Whereas this “lexicon” didn’t fulfill a person’s seek for that means, it undoubtedly happy the present calls for for inclusivity. The political-cultural minefield museums should navigate at this time is huge, and its terrain daunting. The results of this may be seen within the entrance room of this exhibition — a quite inane concept that America is made from various kinds of individuals which are someway “stitched collectively” like a patchwork quilt. However this rings hole after the occasions of the previous years; it’s hardly an argument that America has been unraveling like an H&M sweater after its third wash. If there’s a noun that now not describes the US, it’s “Solidarity,” and definitely not within the type of a Tommy Hilfiger knit with the Stars-and-Stripes on it.
Right here is one other nice query that the exhibit may have engaged with — who will get to be referred to as an American clothier? It was raised implicitly within the aforementioned quilt room, however the solutions typically have been puzzling. For instance, there was a wonderful reworked Burberry coat by Miguel Adrover, a gifted Spaniard who confirmed in New York for about 5 years earlier than returning residence. However what in regards to the Austrian Helmut Lang, who arguably did his greatest work in New York, and has remained right here after he stopped designing and began making tantrum artwork? Absolutely, an outfit of his would have enriched the exhibit that featured work of lesser designers.
There isn’t any scarcity of tales within the American vogue vernacular.

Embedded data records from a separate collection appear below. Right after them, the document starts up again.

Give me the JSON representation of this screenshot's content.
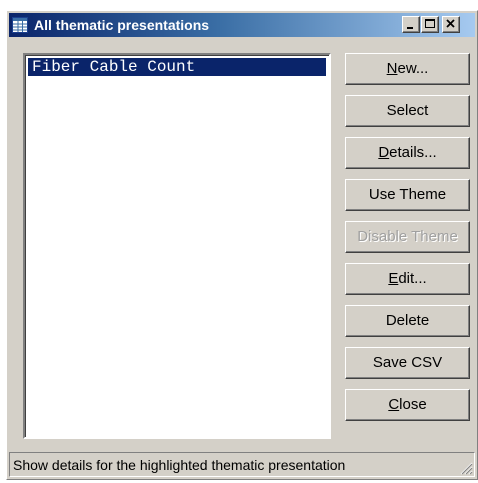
{
  "window": {
    "title": "All thematic presentations",
    "icon": "table-icon"
  },
  "list": {
    "items": [
      {
        "label": "Fiber Cable Count",
        "selected": true
      }
    ]
  },
  "buttons": {
    "new": {
      "pre": "",
      "mnemonic": "N",
      "post": "ew...",
      "enabled": true
    },
    "select": {
      "label": "Select",
      "enabled": true
    },
    "details": {
      "pre": "",
      "mnemonic": "D",
      "post": "etails...",
      "enabled": true
    },
    "use_theme": {
      "label": "Use Theme",
      "enabled": true
    },
    "disable_theme": {
      "label": "Disable Theme",
      "enabled": false
    },
    "edit": {
      "pre": "",
      "mnemonic": "E",
      "post": "dit...",
      "enabled": true
    },
    "delete": {
      "label": "Delete",
      "enabled": true
    },
    "save_csv": {
      "label": "Save CSV",
      "enabled": true
    },
    "close": {
      "pre": "",
      "mnemonic": "C",
      "post": "lose",
      "enabled": true
    }
  },
  "status": {
    "text": "Show details for the highlighted thematic presentation"
  },
  "colors": {
    "selection": "#0a246a",
    "face": "#d4d0c8",
    "title_start": "#0a246a",
    "title_end": "#a6caf0"
  }
}
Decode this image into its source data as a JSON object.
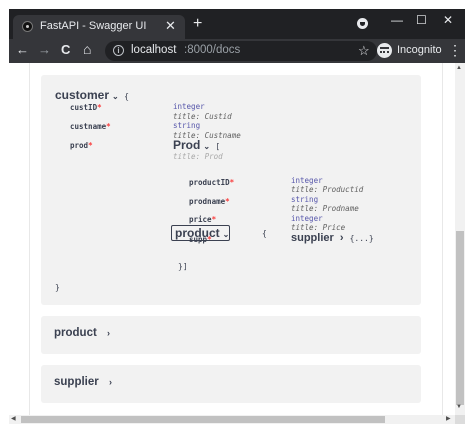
{
  "browser": {
    "tab_title": "FastAPI - Swagger UI",
    "tab_close": "✕",
    "new_tab": "+",
    "minimize": "—",
    "maximize": "☐",
    "close": "✕",
    "back": "←",
    "forward": "→",
    "reload": "C",
    "home": "⌂",
    "url_host": "localhost",
    "url_rest": ":8000/docs",
    "incognito_label": "Incognito",
    "menu": "⋮"
  },
  "customer_model": {
    "title": "customer",
    "open_brace": "{",
    "close_brace": "}",
    "props": {
      "custID": {
        "name": "custID",
        "type": "integer",
        "title": "title: Custid"
      },
      "custname": {
        "name": "custname",
        "type": "string",
        "title": "title: Custname"
      },
      "prod": {
        "name": "prod"
      }
    },
    "prod_model": {
      "title": "Prod",
      "open": "[",
      "subtitle": "title: Prod",
      "close": "}]",
      "product_model": {
        "title": "product",
        "open": "{",
        "props": {
          "productID": {
            "name": "productID",
            "type": "integer",
            "title": "title: Productid"
          },
          "prodname": {
            "name": "prodname",
            "type": "string",
            "title": "title: Prodname"
          },
          "price": {
            "name": "price",
            "type": "integer",
            "title": "title: Price"
          },
          "supp": {
            "name": "supp"
          }
        },
        "supplier_ref": {
          "title": "supplier",
          "collapsed": "{...}"
        }
      }
    }
  },
  "collapsed_models": [
    {
      "label": "product"
    },
    {
      "label": "supplier"
    }
  ],
  "required_mark": "*",
  "arrow_right": "›",
  "arrow_down": "⌄"
}
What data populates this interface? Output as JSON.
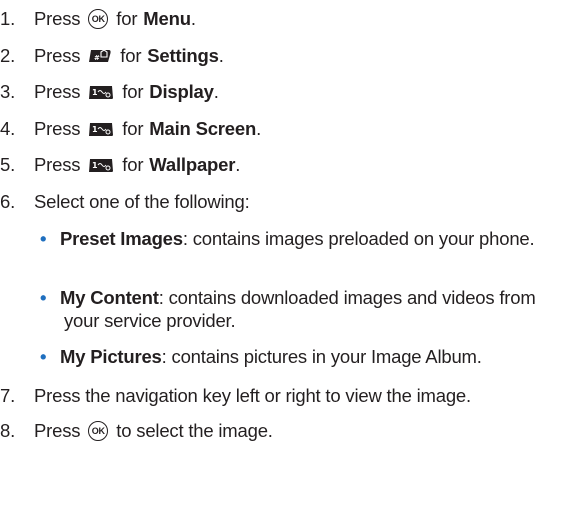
{
  "steps": [
    {
      "num": "1.",
      "press": "Press",
      "key_icon": "ok-key-icon",
      "key_label": "OK",
      "for": "for",
      "term": "Menu",
      "end": "."
    },
    {
      "num": "2.",
      "press": "Press",
      "key_icon": "hash-key-icon",
      "key_label": "#",
      "for": "for",
      "term": "Settings",
      "end": "."
    },
    {
      "num": "3.",
      "press": "Press",
      "key_icon": "one-key-icon",
      "key_label": "1",
      "for": "for",
      "term": "Display",
      "end": "."
    },
    {
      "num": "4.",
      "press": "Press",
      "key_icon": "one-key-icon",
      "key_label": "1",
      "for": "for",
      "term": "Main Screen",
      "end": "."
    },
    {
      "num": "5.",
      "press": "Press",
      "key_icon": "one-key-icon",
      "key_label": "1",
      "for": "for",
      "term": "Wallpaper",
      "end": "."
    },
    {
      "num": "6.",
      "text": "Select one of the following:"
    },
    {
      "num": "7.",
      "text": "Press the navigation key left or right to view the image."
    },
    {
      "num": "8.",
      "press": "Press",
      "key_icon": "ok-key-icon",
      "key_label": "OK",
      "after": "to select the image."
    }
  ],
  "options": [
    {
      "term": "Preset Images",
      "desc": ": contains images preloaded on your phone."
    },
    {
      "term": "My Content",
      "desc": ": contains downloaded images and videos from your service provider."
    },
    {
      "term": "My Pictures",
      "desc": ": contains pictures in your Image Album."
    }
  ],
  "colors": {
    "text": "#231f20",
    "bullet": "#1f6fbf",
    "key_fill": "#231f20"
  }
}
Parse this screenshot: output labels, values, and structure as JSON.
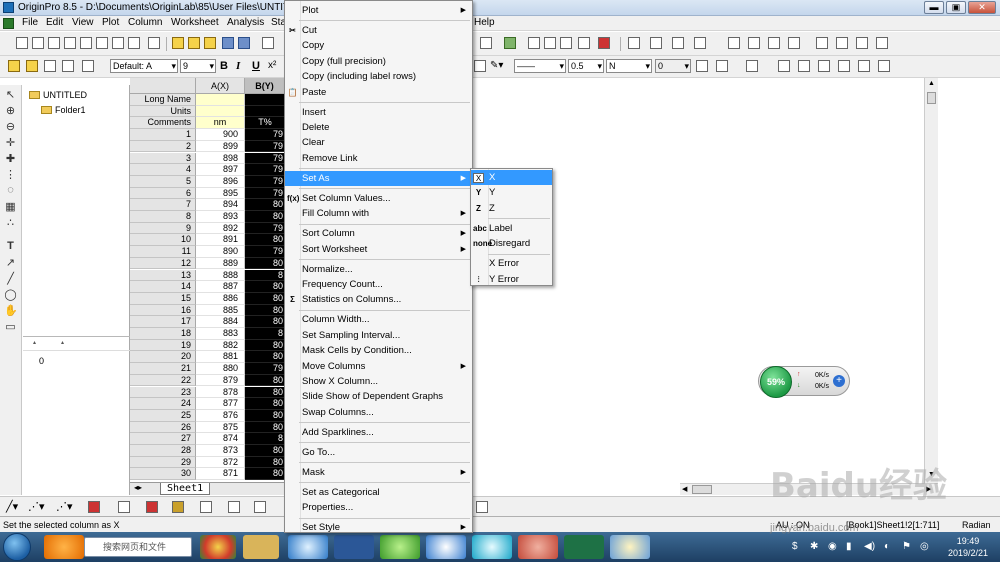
{
  "window": {
    "title": "OriginPro 8.5 - D:\\Documents\\OriginLab\\85\\User Files\\UNTITLE",
    "controls": [
      "▬",
      "▣",
      "✕"
    ]
  },
  "menubar": [
    "File",
    "Edit",
    "View",
    "Plot",
    "Column",
    "Worksheet",
    "Analysis",
    "Sta",
    "Help"
  ],
  "toolbar": {
    "font_name": "Default: A",
    "font_size": "9",
    "bold": "B",
    "italic": "I",
    "underline": "U",
    "line_width": "0.5",
    "pattern": "N",
    "number": "0"
  },
  "explorer": {
    "root": "UNTITLED",
    "folder": "Folder1",
    "list_value": "0"
  },
  "sheet": {
    "col_a_header": "A(X)",
    "col_b_header": "B(Y)",
    "meta_rows": [
      {
        "label": "Long Name",
        "a": "",
        "b": ""
      },
      {
        "label": "Units",
        "a": "",
        "b": ""
      },
      {
        "label": "Comments",
        "a": "nm",
        "b": "T%"
      }
    ],
    "rows": [
      {
        "n": "1",
        "a": "900",
        "b": "79"
      },
      {
        "n": "2",
        "a": "899",
        "b": "79"
      },
      {
        "n": "3",
        "a": "898",
        "b": "79"
      },
      {
        "n": "4",
        "a": "897",
        "b": "79"
      },
      {
        "n": "5",
        "a": "896",
        "b": "79"
      },
      {
        "n": "6",
        "a": "895",
        "b": "79"
      },
      {
        "n": "7",
        "a": "894",
        "b": "80"
      },
      {
        "n": "8",
        "a": "893",
        "b": "80"
      },
      {
        "n": "9",
        "a": "892",
        "b": "79"
      },
      {
        "n": "10",
        "a": "891",
        "b": "80"
      },
      {
        "n": "11",
        "a": "890",
        "b": "79"
      },
      {
        "n": "12",
        "a": "889",
        "b": "80"
      },
      {
        "n": "13",
        "a": "888",
        "b": "8"
      },
      {
        "n": "14",
        "a": "887",
        "b": "80"
      },
      {
        "n": "15",
        "a": "886",
        "b": "80"
      },
      {
        "n": "16",
        "a": "885",
        "b": "80"
      },
      {
        "n": "17",
        "a": "884",
        "b": "80"
      },
      {
        "n": "18",
        "a": "883",
        "b": "8"
      },
      {
        "n": "19",
        "a": "882",
        "b": "80"
      },
      {
        "n": "20",
        "a": "881",
        "b": "80"
      },
      {
        "n": "21",
        "a": "880",
        "b": "79"
      },
      {
        "n": "22",
        "a": "879",
        "b": "80"
      },
      {
        "n": "23",
        "a": "878",
        "b": "80"
      },
      {
        "n": "24",
        "a": "877",
        "b": "80"
      },
      {
        "n": "25",
        "a": "876",
        "b": "80"
      },
      {
        "n": "26",
        "a": "875",
        "b": "80"
      },
      {
        "n": "27",
        "a": "874",
        "b": "8"
      },
      {
        "n": "28",
        "a": "873",
        "b": "80"
      },
      {
        "n": "29",
        "a": "872",
        "b": "80"
      },
      {
        "n": "30",
        "a": "871",
        "b": "80"
      }
    ],
    "tab": "Sheet1"
  },
  "context_menu": {
    "items": [
      {
        "label": "Plot",
        "submenu": true
      },
      {
        "sep": true
      },
      {
        "label": "Cut",
        "icon": "✂"
      },
      {
        "label": "Copy"
      },
      {
        "label": "Copy (full precision)"
      },
      {
        "label": "Copy (including label rows)"
      },
      {
        "label": "Paste",
        "icon": "📋"
      },
      {
        "sep": true
      },
      {
        "label": "Insert"
      },
      {
        "label": "Delete"
      },
      {
        "label": "Clear"
      },
      {
        "label": "Remove Link"
      },
      {
        "sep": true
      },
      {
        "label": "Set As",
        "submenu": true,
        "highlight": true
      },
      {
        "sep": true
      },
      {
        "label": "Set Column Values...",
        "icon": "f(x)"
      },
      {
        "label": "Fill Column with",
        "submenu": true
      },
      {
        "sep": true
      },
      {
        "label": "Sort Column",
        "submenu": true
      },
      {
        "label": "Sort Worksheet",
        "submenu": true
      },
      {
        "sep": true
      },
      {
        "label": "Normalize..."
      },
      {
        "label": "Frequency Count..."
      },
      {
        "label": "Statistics on Columns...",
        "icon": "Σ"
      },
      {
        "sep": true
      },
      {
        "label": "Column Width..."
      },
      {
        "label": "Set Sampling Interval..."
      },
      {
        "label": "Mask Cells by Condition..."
      },
      {
        "label": "Move Columns",
        "submenu": true
      },
      {
        "label": "Show X Column..."
      },
      {
        "label": "Slide Show of Dependent Graphs"
      },
      {
        "label": "Swap Columns..."
      },
      {
        "sep": true
      },
      {
        "label": "Add Sparklines..."
      },
      {
        "sep": true
      },
      {
        "label": "Go To..."
      },
      {
        "sep": true
      },
      {
        "label": "Mask",
        "submenu": true
      },
      {
        "sep": true
      },
      {
        "label": "Set as Categorical"
      },
      {
        "label": "Properties..."
      },
      {
        "sep": true
      },
      {
        "label": "Set Style",
        "submenu": true
      }
    ]
  },
  "submenu_set_as": {
    "items": [
      {
        "label": "X",
        "icon": "X",
        "highlight": true
      },
      {
        "label": "Y",
        "icon": "Y"
      },
      {
        "label": "Z",
        "icon": "Z"
      },
      {
        "sep": true
      },
      {
        "label": "Label",
        "icon": "abc"
      },
      {
        "label": "Disregard",
        "icon": "none"
      },
      {
        "sep": true
      },
      {
        "label": "X Error",
        "icon": ""
      },
      {
        "label": "Y Error",
        "icon": "⫶"
      }
    ]
  },
  "statusbar": {
    "message": "Set the selected column as X",
    "au": "AU : ON",
    "book": "[Book1]Sheet1!2[1:711]",
    "angle": "Radian"
  },
  "netwidget": {
    "percent": "59%",
    "up": "0K/s",
    "down": "0K/s"
  },
  "taskbar": {
    "search_placeholder": "搜索网页和文件",
    "time": "19:49",
    "date": "2019/2/21"
  },
  "watermark": {
    "brand": "Baidu经验",
    "url": "jingyan.baidu.com"
  },
  "colors": {
    "menu_highlight": "#3399ff",
    "selected_column": "#000000",
    "header_yellow": "#ffffcc"
  }
}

We could lack the finesse, magnificence, and craftsmanship abilities of Europe and Japan as a result of we don’t have centuries of aesthetic appreciation as a nation. In its nascent stage, America had different, extra pragmatic considerations; and anyway, it was based by Puritans for whom esthetics weren’t solely pointless however outright harmful.
As a substitute, we now have power, chutzpah, youth tradition, popular culture, and a way of risk and daring that always comes from the road, unencumbered by custom and spurred on by the cultural and enterprise local weather propitious to newness and risk-taking. That’s the American story, and that’s the American vogue story. I’d have a lot most popular to see that, quite than the tiring set of kumbayas about our togetherness or a meandering assortment of nouns. One can solely hope that half ll of the exhibit, titled “In America: An Anthology of Vogue,” takes a unique route.